> EXTRACTED MATERIAL:

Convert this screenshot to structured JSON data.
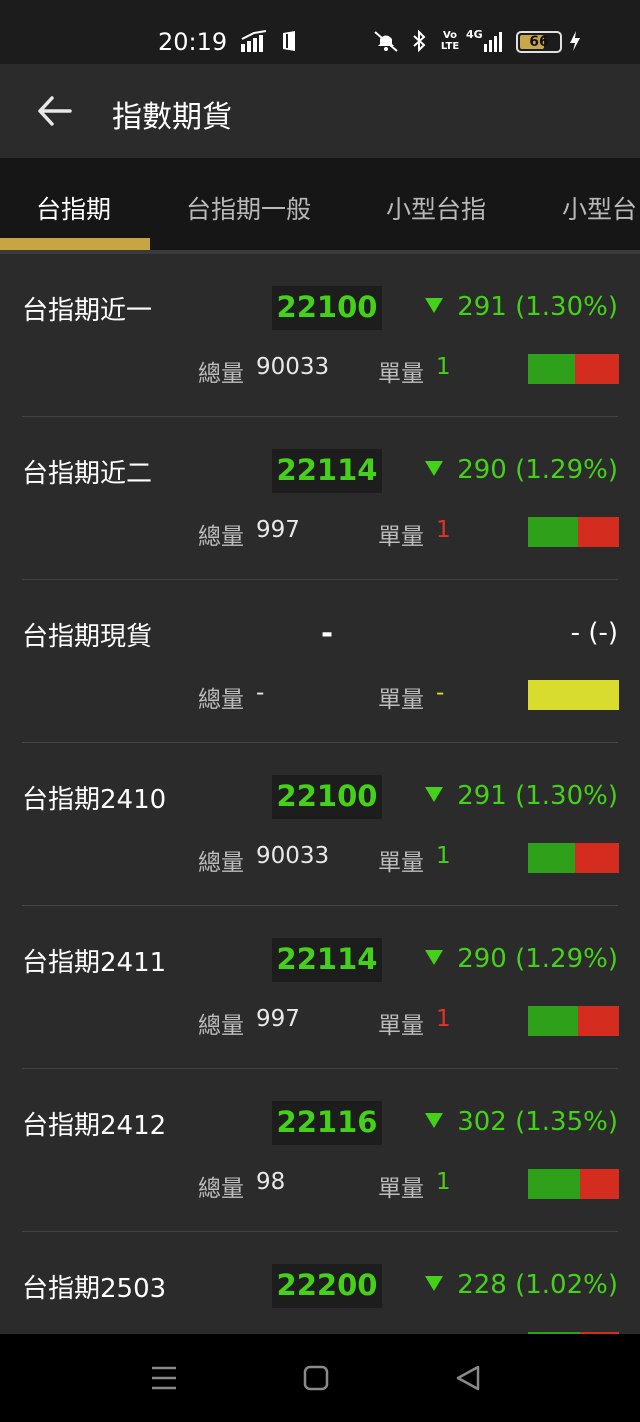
{
  "status_bar": {
    "time": "20:19",
    "battery": "66",
    "battery_level": 0.66,
    "network_label": "4G",
    "volte_label": "Vo LTE"
  },
  "header": {
    "title": "指數期貨",
    "back_icon": "arrow-left-icon"
  },
  "tabs": [
    {
      "label": "台指期",
      "active": true
    },
    {
      "label": "台指期一般",
      "active": false
    },
    {
      "label": "小型台指",
      "active": false
    },
    {
      "label": "小型台",
      "active": false
    }
  ],
  "labels": {
    "volume": "總量",
    "unit": "單量"
  },
  "colors": {
    "up": "#45d11a",
    "down_red": "#d62d20",
    "bar_green": "#2fa01a",
    "bar_red": "#d42d1f",
    "bar_yellow": "#d8dc2e",
    "accent": "#c7a545"
  },
  "rows": [
    {
      "name": "台指期近一",
      "price": "22100",
      "change": "291 (1.30%)",
      "direction": "down",
      "volume": "90033",
      "unit": "1",
      "unit_color": "#45d11a",
      "bar_green_fraction": 0.52
    },
    {
      "name": "台指期近二",
      "price": "22114",
      "change": "290 (1.29%)",
      "direction": "down",
      "volume": "997",
      "unit": "1",
      "unit_color": "#e0342a",
      "bar_green_fraction": 0.55
    },
    {
      "name": "台指期現貨",
      "price": "-",
      "change": "- (-)",
      "direction": "none",
      "volume": "-",
      "unit": "-",
      "unit_color": "#d8dc2e",
      "bar_green_fraction": null
    },
    {
      "name": "台指期2410",
      "price": "22100",
      "change": "291 (1.30%)",
      "direction": "down",
      "volume": "90033",
      "unit": "1",
      "unit_color": "#45d11a",
      "bar_green_fraction": 0.52
    },
    {
      "name": "台指期2411",
      "price": "22114",
      "change": "290 (1.29%)",
      "direction": "down",
      "volume": "997",
      "unit": "1",
      "unit_color": "#e0342a",
      "bar_green_fraction": 0.55
    },
    {
      "name": "台指期2412",
      "price": "22116",
      "change": "302 (1.35%)",
      "direction": "down",
      "volume": "98",
      "unit": "1",
      "unit_color": "#45d11a",
      "bar_green_fraction": 0.57
    },
    {
      "name": "台指期2503",
      "price": "22200",
      "change": "228 (1.02%)",
      "direction": "down",
      "volume": "",
      "unit": "",
      "unit_color": "#45d11a",
      "bar_green_fraction": 0.57
    }
  ],
  "nav": {
    "recents_icon": "menu-lines-icon",
    "home_icon": "home-square-icon",
    "back_icon": "back-triangle-icon"
  }
}
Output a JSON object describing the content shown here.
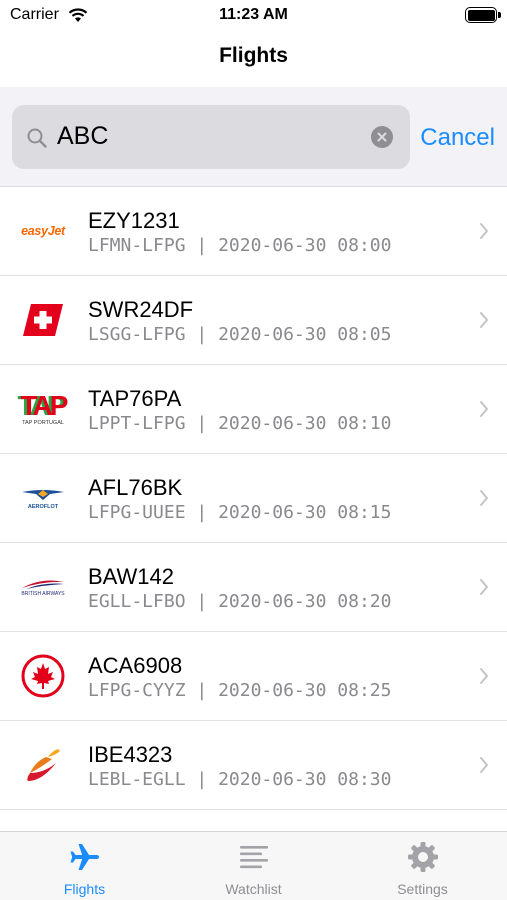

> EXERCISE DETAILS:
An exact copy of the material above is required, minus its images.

> SOLVED PROBLEM:
Convert this screenshot to structured JSON data.
{
  "status_bar": {
    "time": "20:19",
    "battery": "66",
    "battery_level": 0.66,
    "network_label": "4G",
    "volte_label": "Vo LTE"
  },
  "header": {
    "title": "指數期貨",
    "back_icon": "arrow-left-icon"
  },
  "tabs": [
    {
      "label": "台指期",
      "active": true
    },
    {
      "label": "台指期一般",
      "active": false
    },
    {
      "label": "小型台指",
      "active": false
    },
    {
      "label": "小型台",
      "active": false
    }
  ],
  "labels": {
    "volume": "總量",
    "unit": "單量"
  },
  "colors": {
    "up": "#45d11a",
    "down_red": "#d62d20",
    "bar_green": "#2fa01a",
    "bar_red": "#d42d1f",
    "bar_yellow": "#d8dc2e",
    "accent": "#c7a545"
  },
  "rows": [
    {
      "name": "台指期近一",
      "price": "22100",
      "change": "291 (1.30%)",
      "direction": "down",
      "volume": "90033",
      "unit": "1",
      "unit_color": "#45d11a",
      "bar_green_fraction": 0.52
    },
    {
      "name": "台指期近二",
      "price": "22114",
      "change": "290 (1.29%)",
      "direction": "down",
      "volume": "997",
      "unit": "1",
      "unit_color": "#e0342a",
      "bar_green_fraction": 0.55
    },
    {
      "name": "台指期現貨",
      "price": "-",
      "change": "- (-)",
      "direction": "none",
      "volume": "-",
      "unit": "-",
      "unit_color": "#d8dc2e",
      "bar_green_fraction": null
    },
    {
      "name": "台指期2410",
      "price": "22100",
      "change": "291 (1.30%)",
      "direction": "down",
      "volume": "90033",
      "unit": "1",
      "unit_color": "#45d11a",
      "bar_green_fraction": 0.52
    },
    {
      "name": "台指期2411",
      "price": "22114",
      "change": "290 (1.29%)",
      "direction": "down",
      "volume": "997",
      "unit": "1",
      "unit_color": "#e0342a",
      "bar_green_fraction": 0.55
    },
    {
      "name": "台指期2412",
      "price": "22116",
      "change": "302 (1.35%)",
      "direction": "down",
      "volume": "98",
      "unit": "1",
      "unit_color": "#45d11a",
      "bar_green_fraction": 0.57
    },
    {
      "name": "台指期2503",
      "price": "22200",
      "change": "228 (1.02%)",
      "direction": "down",
      "volume": "",
      "unit": "",
      "unit_color": "#45d11a",
      "bar_green_fraction": 0.57
    }
  ],
  "nav": {
    "recents_icon": "menu-lines-icon",
    "home_icon": "home-square-icon",
    "back_icon": "back-triangle-icon"
  }
}
Output a JSON object describing the content shown here.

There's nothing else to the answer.